EXTRACTED MATERIAL —
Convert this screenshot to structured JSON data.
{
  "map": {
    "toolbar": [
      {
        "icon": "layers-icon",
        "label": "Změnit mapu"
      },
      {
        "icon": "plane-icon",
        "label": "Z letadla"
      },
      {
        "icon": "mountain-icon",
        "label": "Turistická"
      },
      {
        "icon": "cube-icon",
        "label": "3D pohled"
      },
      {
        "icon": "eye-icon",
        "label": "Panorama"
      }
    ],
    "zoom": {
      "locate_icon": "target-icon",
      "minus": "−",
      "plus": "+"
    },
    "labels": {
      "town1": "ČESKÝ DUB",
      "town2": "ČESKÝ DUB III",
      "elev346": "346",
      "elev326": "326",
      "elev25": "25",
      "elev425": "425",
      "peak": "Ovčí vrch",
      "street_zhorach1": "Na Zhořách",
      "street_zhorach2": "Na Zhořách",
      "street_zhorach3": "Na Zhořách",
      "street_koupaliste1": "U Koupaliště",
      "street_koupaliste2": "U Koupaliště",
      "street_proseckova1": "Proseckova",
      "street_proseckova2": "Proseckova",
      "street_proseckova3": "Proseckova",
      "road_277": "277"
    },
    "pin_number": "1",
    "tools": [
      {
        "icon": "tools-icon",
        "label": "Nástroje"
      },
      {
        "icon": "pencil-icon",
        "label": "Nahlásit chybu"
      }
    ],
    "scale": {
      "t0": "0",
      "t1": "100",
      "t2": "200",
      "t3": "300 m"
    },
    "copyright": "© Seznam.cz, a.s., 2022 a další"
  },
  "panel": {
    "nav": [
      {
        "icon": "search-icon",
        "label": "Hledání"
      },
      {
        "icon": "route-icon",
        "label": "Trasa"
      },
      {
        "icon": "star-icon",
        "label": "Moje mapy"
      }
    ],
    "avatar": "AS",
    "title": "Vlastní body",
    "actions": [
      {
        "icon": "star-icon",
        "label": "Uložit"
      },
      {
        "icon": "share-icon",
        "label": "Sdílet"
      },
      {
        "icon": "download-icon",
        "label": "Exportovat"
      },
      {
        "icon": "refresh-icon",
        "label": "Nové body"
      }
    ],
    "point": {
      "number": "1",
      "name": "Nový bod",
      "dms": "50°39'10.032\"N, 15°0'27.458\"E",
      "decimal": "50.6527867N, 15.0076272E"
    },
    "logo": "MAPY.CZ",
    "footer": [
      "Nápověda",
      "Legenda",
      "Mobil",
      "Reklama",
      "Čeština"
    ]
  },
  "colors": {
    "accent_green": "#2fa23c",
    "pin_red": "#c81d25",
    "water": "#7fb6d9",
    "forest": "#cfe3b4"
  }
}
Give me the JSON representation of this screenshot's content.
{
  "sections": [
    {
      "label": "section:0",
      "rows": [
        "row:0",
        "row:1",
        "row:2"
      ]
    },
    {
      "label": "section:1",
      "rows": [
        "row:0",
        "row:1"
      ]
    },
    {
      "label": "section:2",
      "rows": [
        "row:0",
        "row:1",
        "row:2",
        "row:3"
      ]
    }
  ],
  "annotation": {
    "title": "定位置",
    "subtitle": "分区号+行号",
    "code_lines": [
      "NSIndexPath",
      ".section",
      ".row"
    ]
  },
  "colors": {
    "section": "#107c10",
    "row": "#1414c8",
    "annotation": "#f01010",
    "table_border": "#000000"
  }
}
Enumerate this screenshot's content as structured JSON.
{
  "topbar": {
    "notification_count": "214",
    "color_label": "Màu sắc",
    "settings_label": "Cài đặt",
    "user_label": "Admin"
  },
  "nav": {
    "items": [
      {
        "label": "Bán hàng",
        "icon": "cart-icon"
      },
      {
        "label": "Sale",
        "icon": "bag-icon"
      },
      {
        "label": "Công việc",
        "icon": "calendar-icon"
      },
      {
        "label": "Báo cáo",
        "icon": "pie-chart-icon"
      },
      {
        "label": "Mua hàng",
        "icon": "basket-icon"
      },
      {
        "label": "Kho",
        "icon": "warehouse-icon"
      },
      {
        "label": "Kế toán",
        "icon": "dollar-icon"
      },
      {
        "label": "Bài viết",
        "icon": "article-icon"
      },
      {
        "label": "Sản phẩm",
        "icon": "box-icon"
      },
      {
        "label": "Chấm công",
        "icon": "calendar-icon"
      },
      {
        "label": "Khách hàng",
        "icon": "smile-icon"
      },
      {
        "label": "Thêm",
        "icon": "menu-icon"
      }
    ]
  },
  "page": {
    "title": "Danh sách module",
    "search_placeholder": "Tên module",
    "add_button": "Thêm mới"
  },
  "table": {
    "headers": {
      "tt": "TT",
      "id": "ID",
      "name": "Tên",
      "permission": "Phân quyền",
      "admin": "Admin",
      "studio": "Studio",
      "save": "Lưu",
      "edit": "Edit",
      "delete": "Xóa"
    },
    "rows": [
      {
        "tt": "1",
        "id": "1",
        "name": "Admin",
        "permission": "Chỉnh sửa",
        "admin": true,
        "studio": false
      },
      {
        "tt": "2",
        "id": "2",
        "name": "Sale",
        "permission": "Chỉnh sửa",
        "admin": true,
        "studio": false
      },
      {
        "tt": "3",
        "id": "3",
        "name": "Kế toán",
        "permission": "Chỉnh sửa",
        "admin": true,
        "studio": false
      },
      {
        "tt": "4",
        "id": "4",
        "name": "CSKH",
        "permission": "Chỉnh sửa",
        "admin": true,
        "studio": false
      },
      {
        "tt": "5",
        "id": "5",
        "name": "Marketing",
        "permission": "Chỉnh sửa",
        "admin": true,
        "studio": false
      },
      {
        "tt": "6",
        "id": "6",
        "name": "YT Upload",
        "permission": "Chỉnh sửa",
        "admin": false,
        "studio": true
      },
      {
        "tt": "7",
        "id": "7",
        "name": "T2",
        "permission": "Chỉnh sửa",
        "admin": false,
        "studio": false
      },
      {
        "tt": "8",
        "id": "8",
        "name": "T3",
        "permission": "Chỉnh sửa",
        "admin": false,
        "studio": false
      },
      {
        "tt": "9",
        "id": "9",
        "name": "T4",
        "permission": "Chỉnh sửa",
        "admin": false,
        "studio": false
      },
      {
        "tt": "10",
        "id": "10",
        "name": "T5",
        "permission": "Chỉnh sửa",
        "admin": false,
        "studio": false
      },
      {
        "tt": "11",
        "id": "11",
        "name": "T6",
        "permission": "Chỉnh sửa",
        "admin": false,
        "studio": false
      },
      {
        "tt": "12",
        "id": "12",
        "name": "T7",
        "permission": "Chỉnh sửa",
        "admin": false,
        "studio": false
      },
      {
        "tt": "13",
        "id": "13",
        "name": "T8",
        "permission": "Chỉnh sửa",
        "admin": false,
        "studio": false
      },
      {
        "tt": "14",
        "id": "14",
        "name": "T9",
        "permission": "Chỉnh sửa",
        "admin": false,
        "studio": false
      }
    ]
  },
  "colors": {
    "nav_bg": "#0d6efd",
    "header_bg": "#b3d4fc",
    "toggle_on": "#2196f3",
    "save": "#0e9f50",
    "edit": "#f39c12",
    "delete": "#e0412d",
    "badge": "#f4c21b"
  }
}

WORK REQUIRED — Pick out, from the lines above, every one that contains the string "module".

EXERCISE OUTPUT —
    "title": "Danh sách module",
    "search_placeholder": "Tên module",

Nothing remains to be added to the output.